A la Mode: In Fashion or Not?
Here’s another confession: I prefer my pies plain, without whipped cream or ice cream or other toppings.
Imagine a piece of Celestial Blueberry Pie with a scoop of vanilla ice cream. Yum!
If you use good ingredients, then why mask the delicate flavor of the fruit and the texture and delight of fine pie crust?
I recognize, however, that I am probably in the minority on this issue. Pie “a la mode” has become the accepted way to serve pie in America, it seems. Fine, if that’s how you like it. But do me—and yourself—a favor next time. Before you top your pie with whipped cream or ice cream, just taste it plain. Savor the fruit and flavor. If you still want to make it a la mode after that, go ahead. But I’ll wager some of you will agree with me and stick to the naked pie.
A la mode is French for "in style" or "in fashion," so I wondered how the term came to be applied to pie.
As the story goes, the Cambridge Hotel in Cambridge NY was the original home of pie a la mode.
In the 1890s a Professor Townsend was a regular customer there and liked his pie with ice cream. Another diner, Mrs Berry Hall, observed this and (for reasons that are never explained) called it a la mode.
Professor Townsend ordered it all the time, and when some time later he visited Delmonico’s Restaurant in New York, he was astonished when they did not recognize his order for pie a la mode. The embarrassed manager, not wanting to be out of fashion, added pie a la mode to his menu.

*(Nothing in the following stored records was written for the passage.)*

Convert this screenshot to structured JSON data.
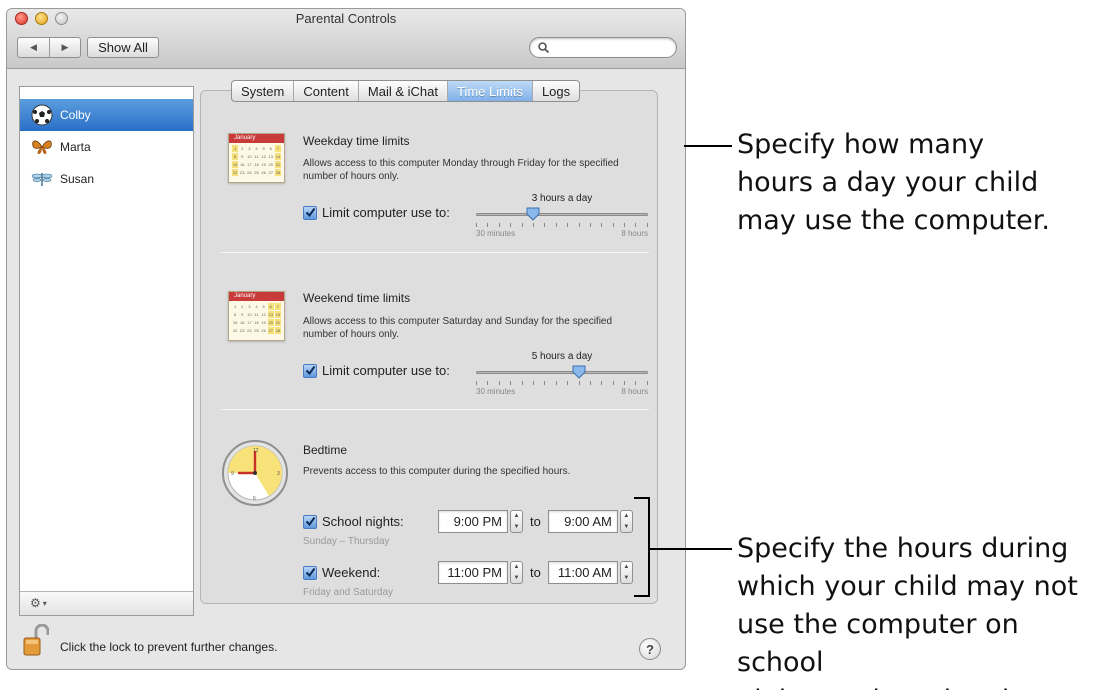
{
  "window": {
    "title": "Parental Controls",
    "show_all": "Show All",
    "search_placeholder": ""
  },
  "users": [
    {
      "name": "Colby",
      "icon": "soccer-ball-icon",
      "selected": true
    },
    {
      "name": "Marta",
      "icon": "butterfly-icon",
      "selected": false
    },
    {
      "name": "Susan",
      "icon": "dragonfly-icon",
      "selected": false
    }
  ],
  "tabs": [
    {
      "label": "System",
      "active": false
    },
    {
      "label": "Content",
      "active": false
    },
    {
      "label": "Mail & iChat",
      "active": false
    },
    {
      "label": "Time Limits",
      "active": true
    },
    {
      "label": "Logs",
      "active": false
    }
  ],
  "weekday": {
    "calendar_month": "January",
    "title": "Weekday time limits",
    "description": "Allows access to this computer Monday through Friday for the specified number of hours only.",
    "checkbox_label": "Limit computer use to:",
    "checked": true,
    "slider_value": "3 hours a day",
    "slider_fraction": 0.33,
    "slider_min": "30 minutes",
    "slider_max": "8 hours"
  },
  "weekend": {
    "calendar_month": "January",
    "title": "Weekend time limits",
    "description": "Allows access to this computer Saturday and Sunday for the specified number of hours only.",
    "checkbox_label": "Limit computer use to:",
    "checked": true,
    "slider_value": "5 hours a day",
    "slider_fraction": 0.6,
    "slider_min": "30 minutes",
    "slider_max": "8 hours"
  },
  "bedtime": {
    "title": "Bedtime",
    "description": "Prevents access to this computer during the specified hours.",
    "school": {
      "label": "School nights:",
      "checked": true,
      "sub": "Sunday – Thursday",
      "from": "9:00 PM",
      "to_label": "to",
      "to": "9:00 AM"
    },
    "weekend": {
      "label": "Weekend:",
      "checked": true,
      "sub": "Friday and Saturday",
      "from": "11:00 PM",
      "to_label": "to",
      "to": "11:00 AM"
    }
  },
  "footer": {
    "lock_text": "Click the lock to prevent further changes.",
    "help": "?"
  },
  "callouts": {
    "top": [
      "Specify how many",
      "hours a day your child",
      "may use the computer."
    ],
    "bottom": [
      "Specify the hours during",
      "which your child may not",
      "use the computer on school",
      "nights and weekends."
    ]
  },
  "colors": {
    "selection": "#2a6fc8",
    "tab_active": "#7fb1e8",
    "calendar_header": "#c93a3a",
    "clock_face": "#f8e27a"
  }
}
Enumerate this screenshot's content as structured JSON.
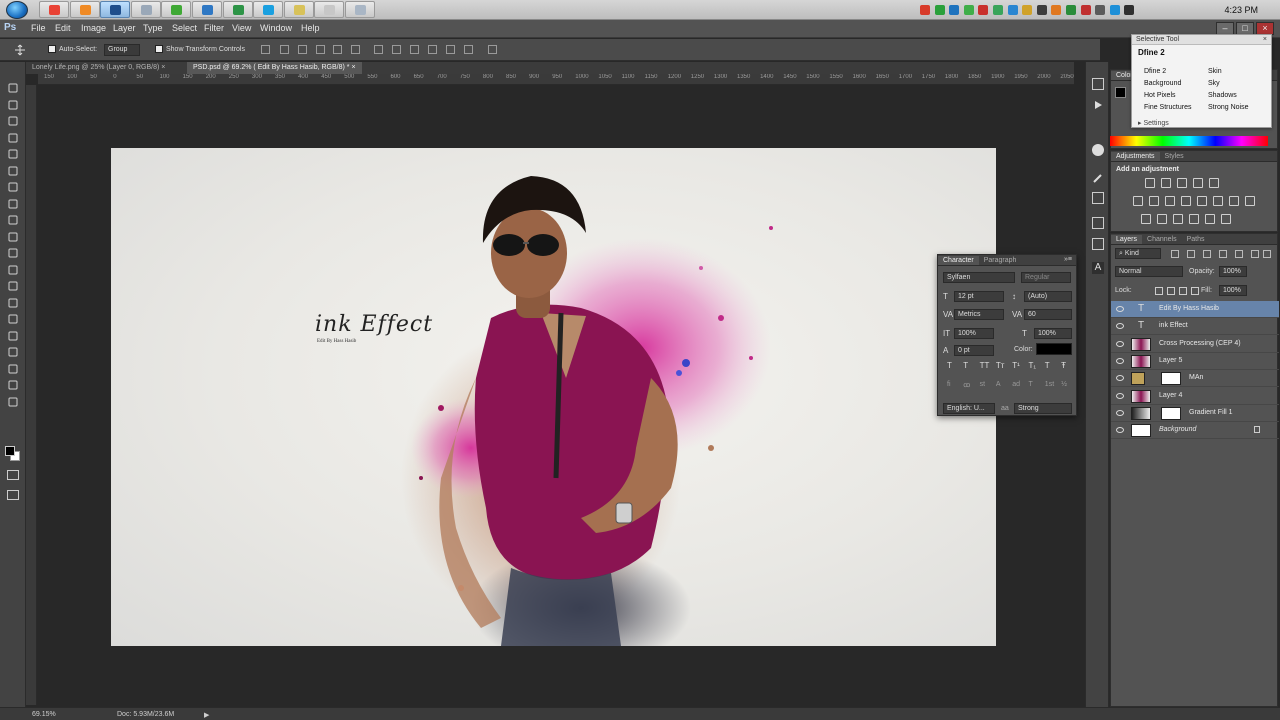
{
  "window": {
    "clock": "4:23 PM",
    "app_logo": "Ps"
  },
  "taskbar": {
    "apps": [
      {
        "icon": "chrome-icon",
        "color": "#e94235"
      },
      {
        "icon": "firefox-icon",
        "color": "#f08a24"
      },
      {
        "icon": "photoshop-icon",
        "color": "#1f4e8c",
        "active": true
      },
      {
        "icon": "app-icon",
        "color": "#9aa8b8"
      },
      {
        "icon": "media-player-icon",
        "color": "#3fa935"
      },
      {
        "icon": "ie-icon",
        "color": "#2f78c4"
      },
      {
        "icon": "wordpress-icon",
        "color": "#2d9447"
      },
      {
        "icon": "skype-icon",
        "color": "#1aa0e0"
      },
      {
        "icon": "folder-icon",
        "color": "#d8c25a"
      },
      {
        "icon": "app-icon-2",
        "color": "#c7c7c7"
      },
      {
        "icon": "app-icon-3",
        "color": "#a9b6c5"
      }
    ],
    "tray": [
      "#d83b2a",
      "#2aa03b",
      "#1e73be",
      "#3fae49",
      "#c9302c",
      "#39a45a",
      "#2a86d1",
      "#d0a22a",
      "#3c3c3c",
      "#e07820",
      "#2a8c3a",
      "#c03030",
      "#5a5a5a",
      "#1e90d8",
      "#2f2f2f"
    ]
  },
  "menu": {
    "items": [
      "File",
      "Edit",
      "Image",
      "Layer",
      "Type",
      "Select",
      "Filter",
      "View",
      "Window",
      "Help"
    ]
  },
  "options": {
    "auto_select": "Auto-Select:",
    "group": "Group",
    "show_transform": "Show Transform Controls"
  },
  "doc_tabs": [
    {
      "label": "Lonely Life.png @ 25% (Layer 0, RGB/8)",
      "active": false
    },
    {
      "label": "PSD.psd @ 69.2% ( Edit By Hass Hasib, RGB/8) *",
      "active": true
    }
  ],
  "ruler": {
    "h": [
      "150",
      "100",
      "50",
      "0",
      "50",
      "100",
      "150",
      "200",
      "250",
      "300",
      "350",
      "400",
      "450",
      "500",
      "550",
      "600",
      "650",
      "700",
      "750",
      "800",
      "850",
      "900",
      "950",
      "1000",
      "1050",
      "1100",
      "1150",
      "1200",
      "1250",
      "1300",
      "1350",
      "1400",
      "1450",
      "1500",
      "1550",
      "1600",
      "1650",
      "1700",
      "1750",
      "1800",
      "1850",
      "1900",
      "1950",
      "2000",
      "2050"
    ]
  },
  "artwork": {
    "title_script": "ink Effect",
    "subtitle": "Edit By Hass Hasib"
  },
  "selective_tool": {
    "header": "Selective Tool",
    "title": "Dfine 2",
    "rows": [
      [
        "Dfine 2",
        "Skin"
      ],
      [
        "Background",
        "Sky"
      ],
      [
        "Hot Pixels",
        "Shadows"
      ],
      [
        "Fine Structures",
        "Strong Noise"
      ]
    ],
    "settings": "Settings"
  },
  "color_panel": {
    "tab": "Color",
    "foreground": "#000000",
    "background": "#ffffff"
  },
  "adjustments": {
    "tabs": [
      "Adjustments",
      "Styles"
    ],
    "heading": "Add an adjustment"
  },
  "layers": {
    "tabs": [
      "Layers",
      "Channels",
      "Paths"
    ],
    "kind": "Kind",
    "blend": "Normal",
    "opacity_label": "Opacity:",
    "opacity": "100%",
    "lock_label": "Lock:",
    "fill_label": "Fill:",
    "fill": "100%",
    "rows": [
      {
        "name": "Edit By Hass Hasib",
        "type": "text",
        "selected": true
      },
      {
        "name": "ink Effect",
        "type": "text",
        "selected": false
      },
      {
        "name": "Cross Processing (CEP 4)",
        "type": "image",
        "selected": false
      },
      {
        "name": "Layer 5",
        "type": "image",
        "selected": false
      },
      {
        "name": "MAn",
        "type": "group",
        "selected": false
      },
      {
        "name": "Layer 4",
        "type": "image",
        "selected": false
      },
      {
        "name": "Gradient Fill 1",
        "type": "fill",
        "selected": false
      },
      {
        "name": "Background",
        "type": "background",
        "selected": false
      }
    ]
  },
  "character": {
    "tabs": [
      "Character",
      "Paragraph"
    ],
    "font": "Sylfaen",
    "style": "Regular",
    "size": "12 pt",
    "leading": "(Auto)",
    "kerning": "Metrics",
    "tracking": "60",
    "vscale": "100%",
    "hscale": "100%",
    "baseline": "0 pt",
    "color_label": "Color:",
    "text_color": "#000000",
    "language": "English: U...",
    "aa_label": "aa",
    "antialias": "Strong"
  },
  "status": {
    "zoom": "69.15%",
    "doc": "Doc: 5.93M/23.6M"
  }
}
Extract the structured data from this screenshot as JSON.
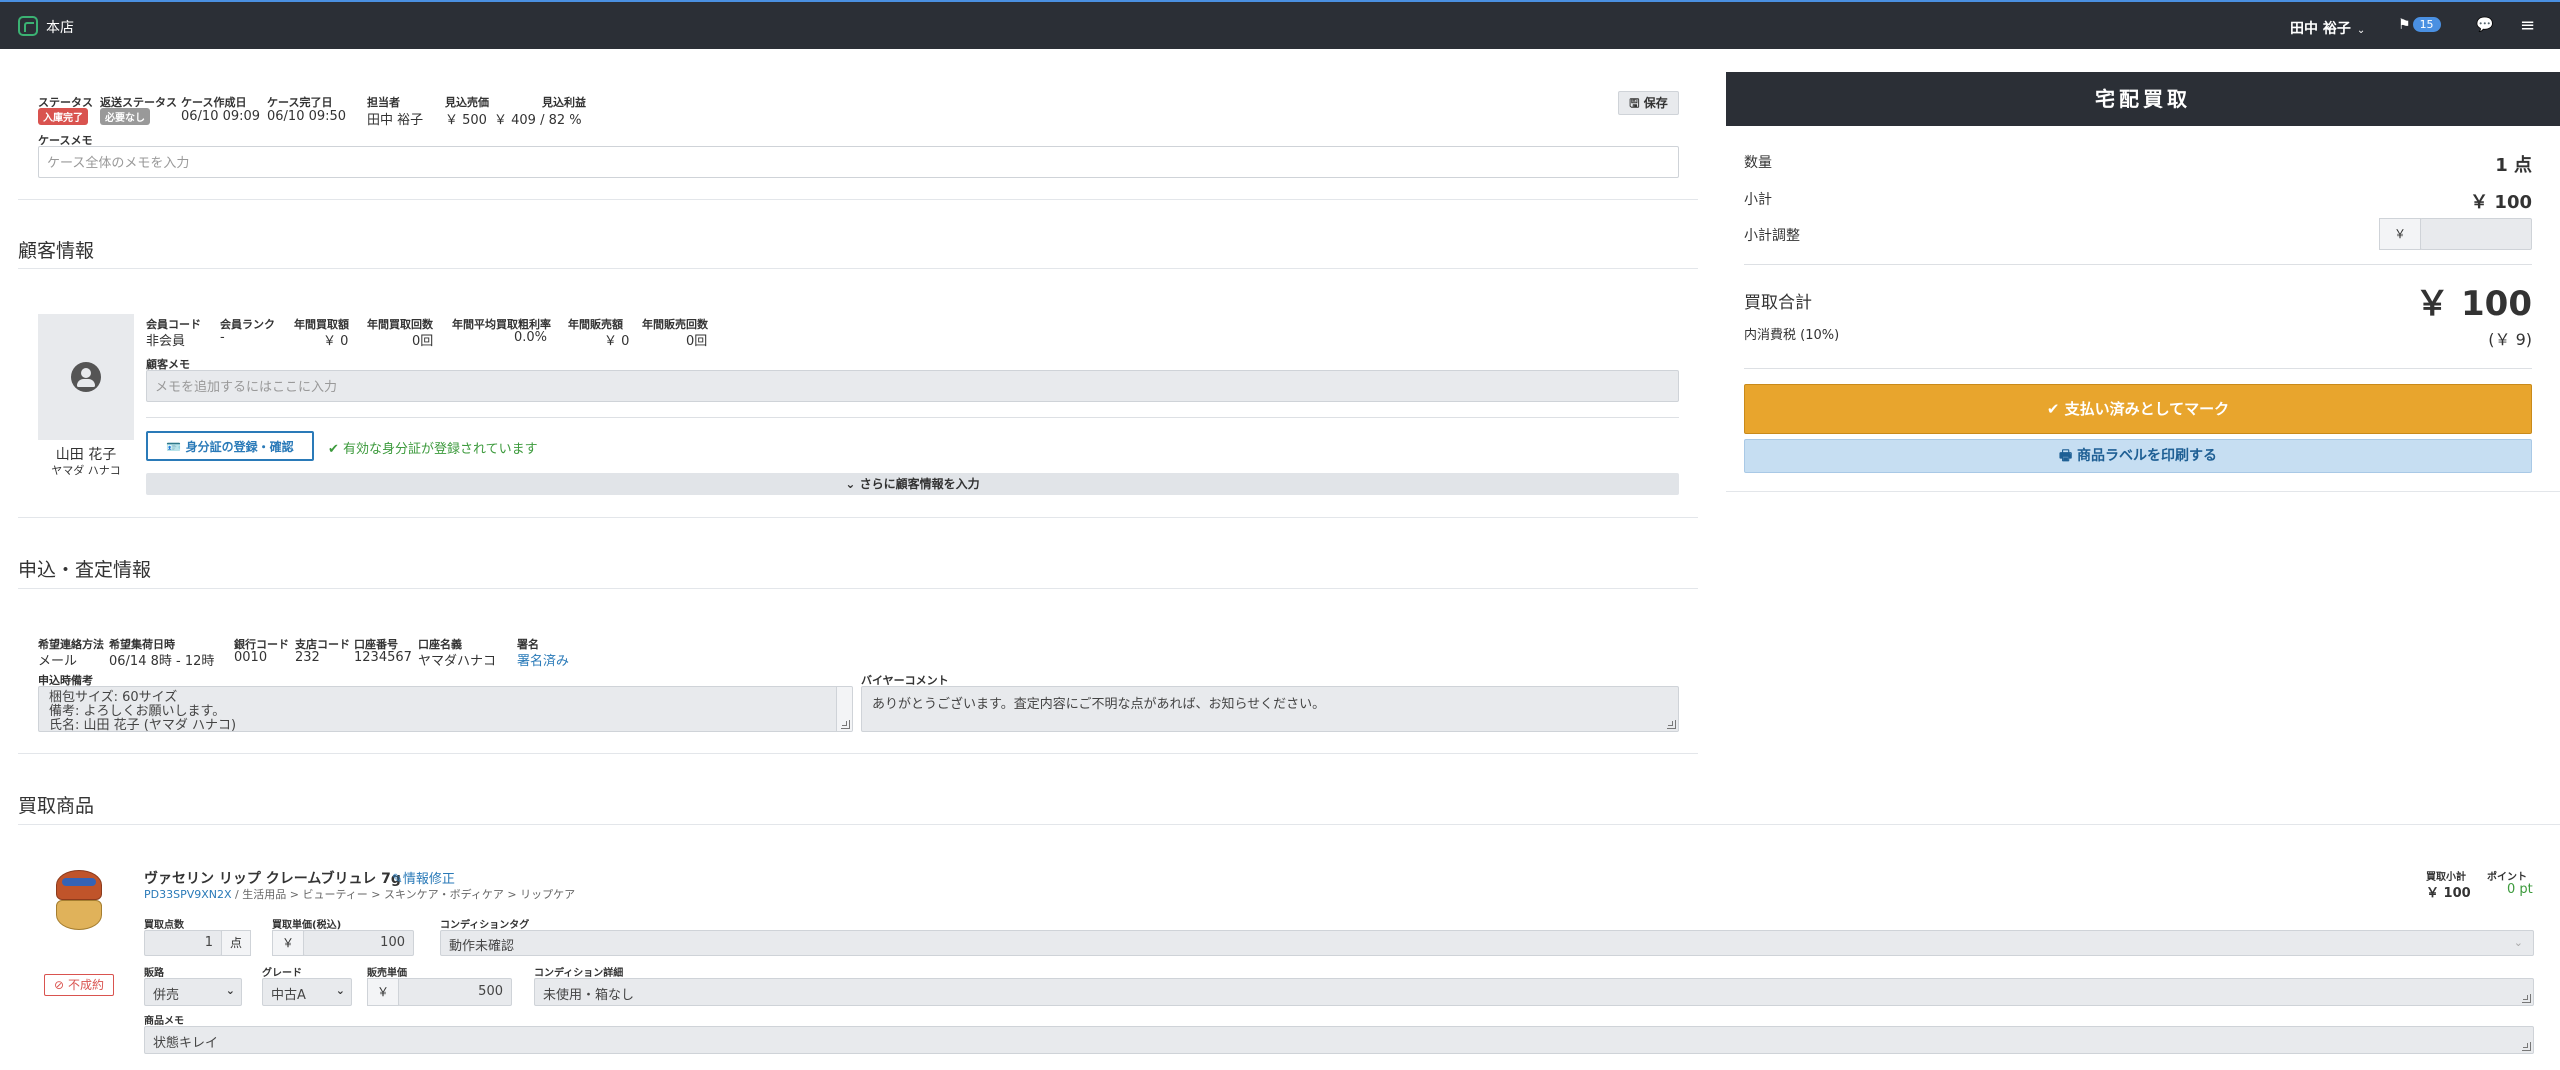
{
  "topbar": {
    "store": "本店",
    "user": "田中 裕子",
    "flag_count": "15"
  },
  "case": {
    "status_label": "ステータス",
    "status_value": "入庫完了",
    "return_label": "返送ステータス",
    "return_value": "必要なし",
    "created_label": "ケース作成日",
    "created_value": "06/10 09:09",
    "completed_label": "ケース完了日",
    "completed_value": "06/10 09:50",
    "staff_label": "担当者",
    "staff_value": "田中 裕子",
    "expected_sales_label": "見込売価",
    "expected_sales_value": "￥ 500",
    "expected_profit_label": "見込利益",
    "expected_profit_value": "￥ 409 / 82 %",
    "save_button": "保存",
    "memo_label": "ケースメモ",
    "memo_placeholder": "ケース全体のメモを入力"
  },
  "customer": {
    "section_title": "顧客情報",
    "name": "山田 花子",
    "kana": "ヤマダ ハナコ",
    "member_code_label": "会員コード",
    "member_code_value": "非会員",
    "rank_label": "会員ランク",
    "rank_value": "-",
    "annual_buy_amount_label": "年間買取額",
    "annual_buy_amount_value": "￥ 0",
    "annual_buy_count_label": "年間買取回数",
    "annual_buy_count_value": "0回",
    "annual_margin_label": "年間平均買取粗利率",
    "annual_margin_value": "0.0%",
    "annual_sales_amount_label": "年間販売額",
    "annual_sales_amount_value": "￥ 0",
    "annual_sales_count_label": "年間販売回数",
    "annual_sales_count_value": "0回",
    "memo_label": "顧客メモ",
    "memo_placeholder": "メモを追加するにはここに入力",
    "id_button": "身分証の登録・確認",
    "id_status": "有効な身分証が登録されています",
    "more_button": "さらに顧客情報を入力"
  },
  "application": {
    "section_title": "申込・査定情報",
    "contact_label": "希望連絡方法",
    "contact_value": "メール",
    "pickup_label": "希望集荷日時",
    "pickup_value": "06/14 8時 - 12時",
    "bank_label": "銀行コード",
    "bank_value": "0010",
    "branch_label": "支店コード",
    "branch_value": "232",
    "account_label": "口座番号",
    "account_value": "1234567",
    "account_name_label": "口座名義",
    "account_name_value": "ヤマダハナコ",
    "signature_label": "署名",
    "signature_value": "署名済み",
    "notes_label": "申込時備考",
    "notes_lines": [
      "梱包サイズ: 60サイズ",
      "備考: よろしくお願いします。",
      "氏名: 山田 花子 (ヤマダ ハナコ)"
    ],
    "buyer_comment_label": "バイヤーコメント",
    "buyer_comment_value": "ありがとうございます。査定内容にご不明な点があれば、お知らせください。"
  },
  "products": {
    "section_title": "買取商品",
    "item": {
      "name": "ヴァセリン リップ クレームブリュレ 7g",
      "edit_link": "情報修正",
      "code": "PD33SPV9XN2X",
      "category": " / 生活用品 > ビューティー > スキンケア・ボディケア > リップケア",
      "cancel_button": "不成約",
      "qty_label": "買取点数",
      "qty_value": "1",
      "qty_unit": "点",
      "price_label": "買取単価(税込)",
      "yen": "￥",
      "price_value": "100",
      "condition_tag_label": "コンディションタグ",
      "condition_tag_value": "動作未確認",
      "channel_label": "販路",
      "channel_value": "併売",
      "grade_label": "グレード",
      "grade_value": "中古A",
      "sale_price_label": "販売単価",
      "sale_price_value": "500",
      "condition_detail_label": "コンディション詳細",
      "condition_detail_value": "未使用・箱なし",
      "memo_label": "商品メモ",
      "memo_value": "状態キレイ",
      "subtotal_label": "買取小計",
      "subtotal_value": "￥ 100",
      "points_label": "ポイント",
      "points_value": "0 pt"
    }
  },
  "summary": {
    "title": "宅配買取",
    "qty_label": "数量",
    "qty_value": "1 点",
    "subtotal_label": "小計",
    "subtotal_value": "￥ 100",
    "adjust_label": "小計調整",
    "adjust_yen": "￥",
    "total_label": "買取合計",
    "total_value": "￥ 100",
    "tax_label": "内消費税 (10%)",
    "tax_value": "(￥ 9)",
    "mark_paid_button": "支払い済みとしてマーク",
    "print_label_button": "商品ラベルを印刷する"
  },
  "colors": {
    "topbar": "#2b2f36",
    "accent_blue": "#4a90e2",
    "paid_button": "#e8a52d",
    "print_button": "#c6def2",
    "status_red": "#d9534f",
    "success_green": "#3c9a3c"
  }
}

A newspaper reporter who happened to be dining there picked up the story, and the rest is as American as apple pie.